## WHAT THE TASK REQUIRES
Report each line from the entries in which "this" can be found.

## MATERIAL FOR THE TASK

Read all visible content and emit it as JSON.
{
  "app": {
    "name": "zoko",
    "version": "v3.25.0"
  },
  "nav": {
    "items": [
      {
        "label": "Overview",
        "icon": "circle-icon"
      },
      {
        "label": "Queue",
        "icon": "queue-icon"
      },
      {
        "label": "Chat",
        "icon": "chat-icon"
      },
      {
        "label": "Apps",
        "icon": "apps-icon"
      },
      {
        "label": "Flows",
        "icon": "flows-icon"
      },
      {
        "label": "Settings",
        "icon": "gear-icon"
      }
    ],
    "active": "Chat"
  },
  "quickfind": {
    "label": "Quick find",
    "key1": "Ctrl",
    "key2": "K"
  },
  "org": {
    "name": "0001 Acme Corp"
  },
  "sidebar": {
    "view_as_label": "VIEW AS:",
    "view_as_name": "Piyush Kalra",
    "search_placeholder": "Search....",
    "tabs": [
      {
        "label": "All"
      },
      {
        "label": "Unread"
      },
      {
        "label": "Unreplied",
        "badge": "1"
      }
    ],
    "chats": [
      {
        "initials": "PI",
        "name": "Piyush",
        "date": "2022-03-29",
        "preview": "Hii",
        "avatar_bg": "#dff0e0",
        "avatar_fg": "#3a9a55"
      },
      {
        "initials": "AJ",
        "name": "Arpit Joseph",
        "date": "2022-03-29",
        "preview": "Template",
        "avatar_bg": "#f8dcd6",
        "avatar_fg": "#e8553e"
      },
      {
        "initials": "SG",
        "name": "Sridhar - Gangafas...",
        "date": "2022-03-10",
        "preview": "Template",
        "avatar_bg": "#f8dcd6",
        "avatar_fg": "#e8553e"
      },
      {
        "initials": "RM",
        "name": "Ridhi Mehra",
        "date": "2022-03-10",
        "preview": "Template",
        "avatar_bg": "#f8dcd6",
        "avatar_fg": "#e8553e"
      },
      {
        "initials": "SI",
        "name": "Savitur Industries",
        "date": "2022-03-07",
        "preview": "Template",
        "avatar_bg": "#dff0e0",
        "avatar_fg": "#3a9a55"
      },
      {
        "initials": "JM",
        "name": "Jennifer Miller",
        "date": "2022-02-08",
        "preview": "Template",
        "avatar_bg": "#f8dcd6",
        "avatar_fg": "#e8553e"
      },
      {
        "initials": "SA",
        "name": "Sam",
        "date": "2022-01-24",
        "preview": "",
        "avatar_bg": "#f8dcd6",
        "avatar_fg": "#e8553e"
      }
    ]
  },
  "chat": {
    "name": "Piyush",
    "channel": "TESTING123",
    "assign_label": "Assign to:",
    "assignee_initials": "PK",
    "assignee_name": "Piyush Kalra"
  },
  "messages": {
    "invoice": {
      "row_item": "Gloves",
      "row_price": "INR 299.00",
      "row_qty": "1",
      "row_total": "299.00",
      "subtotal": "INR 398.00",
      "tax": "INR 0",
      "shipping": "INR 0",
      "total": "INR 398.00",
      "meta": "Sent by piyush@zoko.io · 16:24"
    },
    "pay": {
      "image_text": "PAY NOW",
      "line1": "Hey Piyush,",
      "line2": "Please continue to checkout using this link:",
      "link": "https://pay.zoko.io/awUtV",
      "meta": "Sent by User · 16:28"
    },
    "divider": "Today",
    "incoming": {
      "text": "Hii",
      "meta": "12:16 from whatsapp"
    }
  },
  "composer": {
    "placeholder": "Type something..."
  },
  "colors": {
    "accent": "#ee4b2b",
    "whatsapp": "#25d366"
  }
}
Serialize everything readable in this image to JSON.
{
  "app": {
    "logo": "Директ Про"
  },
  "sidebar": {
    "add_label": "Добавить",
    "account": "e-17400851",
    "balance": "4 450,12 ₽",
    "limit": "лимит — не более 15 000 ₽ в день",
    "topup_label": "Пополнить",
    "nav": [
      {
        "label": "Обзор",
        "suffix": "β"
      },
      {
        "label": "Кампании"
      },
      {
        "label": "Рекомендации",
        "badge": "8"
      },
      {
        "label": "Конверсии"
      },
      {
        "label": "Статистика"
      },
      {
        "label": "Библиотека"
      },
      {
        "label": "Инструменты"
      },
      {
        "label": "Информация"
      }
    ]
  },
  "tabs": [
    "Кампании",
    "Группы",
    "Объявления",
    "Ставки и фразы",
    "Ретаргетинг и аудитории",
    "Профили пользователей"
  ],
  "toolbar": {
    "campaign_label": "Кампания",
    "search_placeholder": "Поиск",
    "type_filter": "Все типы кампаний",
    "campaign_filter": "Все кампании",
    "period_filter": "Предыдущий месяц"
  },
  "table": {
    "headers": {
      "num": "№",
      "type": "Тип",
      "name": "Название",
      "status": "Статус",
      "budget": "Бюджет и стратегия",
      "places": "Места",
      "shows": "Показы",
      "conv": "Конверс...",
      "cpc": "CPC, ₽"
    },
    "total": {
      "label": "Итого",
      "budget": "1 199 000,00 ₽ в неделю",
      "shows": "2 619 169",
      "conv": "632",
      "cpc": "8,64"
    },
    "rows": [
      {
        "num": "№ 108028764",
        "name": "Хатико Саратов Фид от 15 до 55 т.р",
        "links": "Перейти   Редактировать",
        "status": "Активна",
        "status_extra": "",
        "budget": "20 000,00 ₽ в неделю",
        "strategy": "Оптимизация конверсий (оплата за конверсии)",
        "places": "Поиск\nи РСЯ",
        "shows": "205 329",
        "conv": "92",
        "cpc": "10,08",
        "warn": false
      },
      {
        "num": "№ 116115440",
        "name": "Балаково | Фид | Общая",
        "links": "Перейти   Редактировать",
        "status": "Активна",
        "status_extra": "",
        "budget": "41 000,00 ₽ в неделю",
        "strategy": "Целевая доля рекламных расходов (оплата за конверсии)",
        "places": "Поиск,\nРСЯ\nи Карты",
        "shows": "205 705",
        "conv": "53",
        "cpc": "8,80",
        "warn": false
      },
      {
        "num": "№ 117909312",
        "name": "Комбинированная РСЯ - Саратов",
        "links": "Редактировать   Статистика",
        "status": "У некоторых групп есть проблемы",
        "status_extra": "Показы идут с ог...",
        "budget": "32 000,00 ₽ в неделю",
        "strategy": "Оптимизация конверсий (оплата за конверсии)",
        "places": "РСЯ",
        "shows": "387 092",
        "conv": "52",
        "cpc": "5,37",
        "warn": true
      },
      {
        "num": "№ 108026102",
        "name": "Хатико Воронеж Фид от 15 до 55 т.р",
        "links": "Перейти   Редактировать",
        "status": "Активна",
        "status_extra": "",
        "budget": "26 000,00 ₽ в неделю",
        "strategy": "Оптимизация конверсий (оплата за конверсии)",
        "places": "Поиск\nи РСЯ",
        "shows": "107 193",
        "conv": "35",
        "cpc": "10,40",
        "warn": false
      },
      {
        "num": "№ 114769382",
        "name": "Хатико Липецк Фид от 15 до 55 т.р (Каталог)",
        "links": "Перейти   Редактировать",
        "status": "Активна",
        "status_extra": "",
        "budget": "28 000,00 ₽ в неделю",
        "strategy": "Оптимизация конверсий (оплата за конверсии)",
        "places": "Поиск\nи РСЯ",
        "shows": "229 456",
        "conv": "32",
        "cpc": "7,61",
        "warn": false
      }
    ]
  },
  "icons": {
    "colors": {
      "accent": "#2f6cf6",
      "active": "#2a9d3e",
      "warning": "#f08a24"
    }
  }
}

## ANSWER BOX
      "line2": "Please continue to checkout using this link:",
Serialize everything readable in this image to JSON.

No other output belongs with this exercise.